▸ **Task requirements**
Once the pictures are set aside, copy the data below exactly as it stands.

Web page and app entries:
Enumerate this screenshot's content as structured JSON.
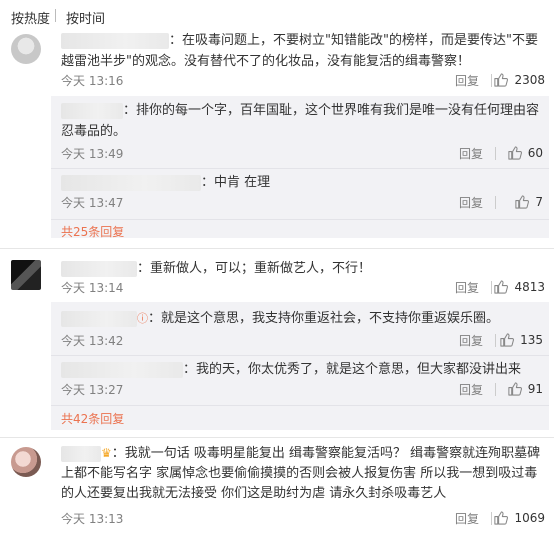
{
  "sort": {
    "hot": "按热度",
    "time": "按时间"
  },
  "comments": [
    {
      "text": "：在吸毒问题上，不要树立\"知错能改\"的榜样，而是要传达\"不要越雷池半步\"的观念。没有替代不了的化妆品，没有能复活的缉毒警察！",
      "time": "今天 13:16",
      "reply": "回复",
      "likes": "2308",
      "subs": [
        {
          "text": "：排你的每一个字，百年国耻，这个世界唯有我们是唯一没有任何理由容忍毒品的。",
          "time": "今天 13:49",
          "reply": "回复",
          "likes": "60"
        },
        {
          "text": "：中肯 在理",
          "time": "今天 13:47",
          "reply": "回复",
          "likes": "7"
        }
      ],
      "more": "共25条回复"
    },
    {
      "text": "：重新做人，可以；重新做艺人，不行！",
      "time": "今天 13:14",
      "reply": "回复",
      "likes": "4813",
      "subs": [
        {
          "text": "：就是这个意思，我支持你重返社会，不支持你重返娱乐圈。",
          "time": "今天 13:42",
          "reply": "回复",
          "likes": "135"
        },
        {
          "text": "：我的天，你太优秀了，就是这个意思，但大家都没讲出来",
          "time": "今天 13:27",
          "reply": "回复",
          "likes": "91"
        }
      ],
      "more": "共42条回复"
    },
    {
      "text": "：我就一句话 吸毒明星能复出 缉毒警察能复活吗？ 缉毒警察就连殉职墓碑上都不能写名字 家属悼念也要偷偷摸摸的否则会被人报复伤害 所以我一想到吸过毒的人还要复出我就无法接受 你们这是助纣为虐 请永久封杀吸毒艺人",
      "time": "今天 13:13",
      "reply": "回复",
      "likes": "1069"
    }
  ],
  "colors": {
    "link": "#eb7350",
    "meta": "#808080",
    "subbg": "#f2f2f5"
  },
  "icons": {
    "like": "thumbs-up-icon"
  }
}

▸ **Answer for the task**
Enumerate this screenshot's content as structured JSON.
{
  "sort": {
    "hot": "按热度",
    "time": "按时间"
  },
  "comments": [
    {
      "text": "：在吸毒问题上，不要树立\"知错能改\"的榜样，而是要传达\"不要越雷池半步\"的观念。没有替代不了的化妆品，没有能复活的缉毒警察！",
      "time": "今天 13:16",
      "reply": "回复",
      "likes": "2308",
      "subs": [
        {
          "text": "：排你的每一个字，百年国耻，这个世界唯有我们是唯一没有任何理由容忍毒品的。",
          "time": "今天 13:49",
          "reply": "回复",
          "likes": "60"
        },
        {
          "text": "：中肯 在理",
          "time": "今天 13:47",
          "reply": "回复",
          "likes": "7"
        }
      ],
      "more": "共25条回复"
    },
    {
      "text": "：重新做人，可以；重新做艺人，不行！",
      "time": "今天 13:14",
      "reply": "回复",
      "likes": "4813",
      "subs": [
        {
          "text": "：就是这个意思，我支持你重返社会，不支持你重返娱乐圈。",
          "time": "今天 13:42",
          "reply": "回复",
          "likes": "135"
        },
        {
          "text": "：我的天，你太优秀了，就是这个意思，但大家都没讲出来",
          "time": "今天 13:27",
          "reply": "回复",
          "likes": "91"
        }
      ],
      "more": "共42条回复"
    },
    {
      "text": "：我就一句话 吸毒明星能复出 缉毒警察能复活吗？ 缉毒警察就连殉职墓碑上都不能写名字 家属悼念也要偷偷摸摸的否则会被人报复伤害 所以我一想到吸过毒的人还要复出我就无法接受 你们这是助纣为虐 请永久封杀吸毒艺人",
      "time": "今天 13:13",
      "reply": "回复",
      "likes": "1069"
    }
  ],
  "colors": {
    "link": "#eb7350",
    "meta": "#808080",
    "subbg": "#f2f2f5"
  },
  "icons": {
    "like": "thumbs-up-icon"
  }
}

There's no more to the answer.